▶ _WORK INSTRUCTIONS_
Extract all lines that hold "Email" from the records below.
↓↓↓
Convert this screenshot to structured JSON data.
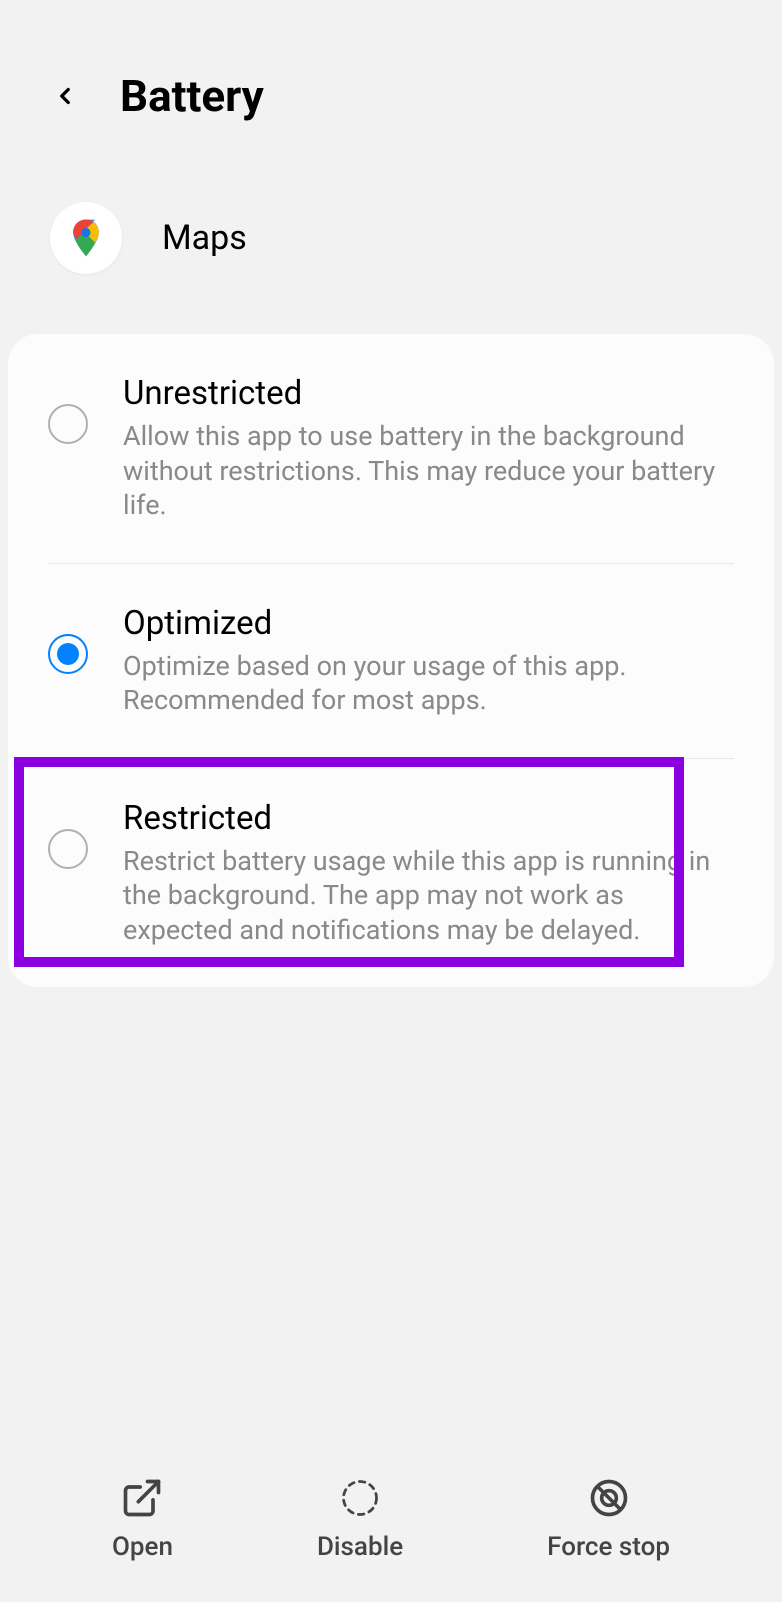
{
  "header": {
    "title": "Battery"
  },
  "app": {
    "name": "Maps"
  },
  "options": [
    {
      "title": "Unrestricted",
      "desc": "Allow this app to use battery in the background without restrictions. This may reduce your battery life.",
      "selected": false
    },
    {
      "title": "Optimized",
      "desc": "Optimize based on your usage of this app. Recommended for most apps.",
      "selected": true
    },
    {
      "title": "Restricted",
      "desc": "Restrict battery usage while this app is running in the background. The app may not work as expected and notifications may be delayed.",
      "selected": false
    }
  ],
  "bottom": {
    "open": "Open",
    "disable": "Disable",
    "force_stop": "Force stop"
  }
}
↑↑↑
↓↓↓
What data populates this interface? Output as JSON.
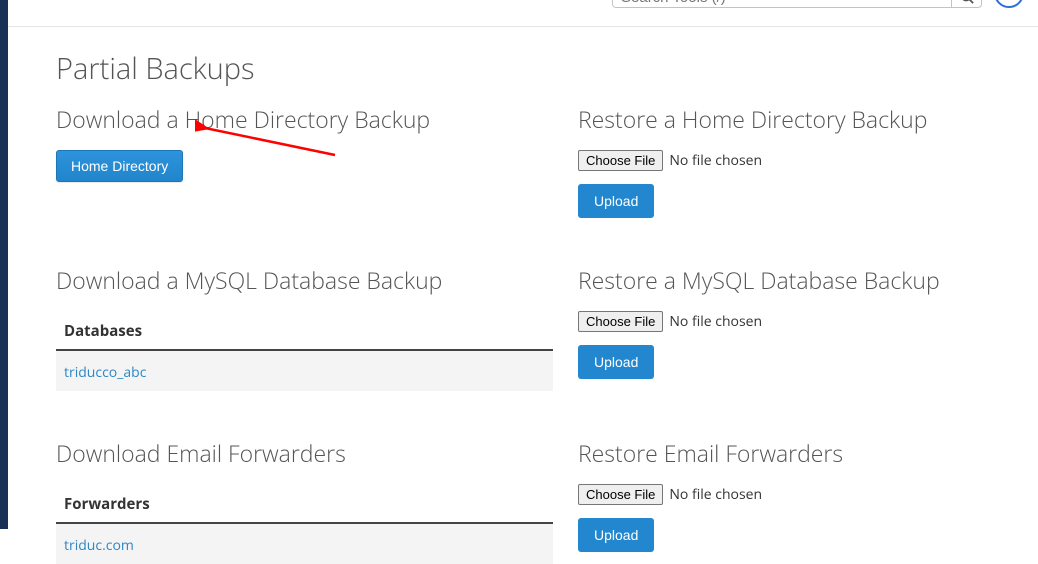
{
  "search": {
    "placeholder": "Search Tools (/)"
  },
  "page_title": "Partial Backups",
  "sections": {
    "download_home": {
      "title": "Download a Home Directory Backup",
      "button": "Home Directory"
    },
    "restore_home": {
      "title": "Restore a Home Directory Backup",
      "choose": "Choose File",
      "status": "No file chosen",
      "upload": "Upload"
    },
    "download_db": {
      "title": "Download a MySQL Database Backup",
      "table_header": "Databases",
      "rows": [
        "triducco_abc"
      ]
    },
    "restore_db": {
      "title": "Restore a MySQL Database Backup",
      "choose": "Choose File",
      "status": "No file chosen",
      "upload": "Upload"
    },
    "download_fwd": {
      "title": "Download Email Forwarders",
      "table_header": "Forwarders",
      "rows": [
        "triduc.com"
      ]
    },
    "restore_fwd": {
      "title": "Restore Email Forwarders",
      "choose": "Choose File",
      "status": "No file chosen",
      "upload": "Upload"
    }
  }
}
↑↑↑
▶ _COMPLETED TASK_
      "title": "Download Email Forwarders",
      "title": "Restore Email Forwarders",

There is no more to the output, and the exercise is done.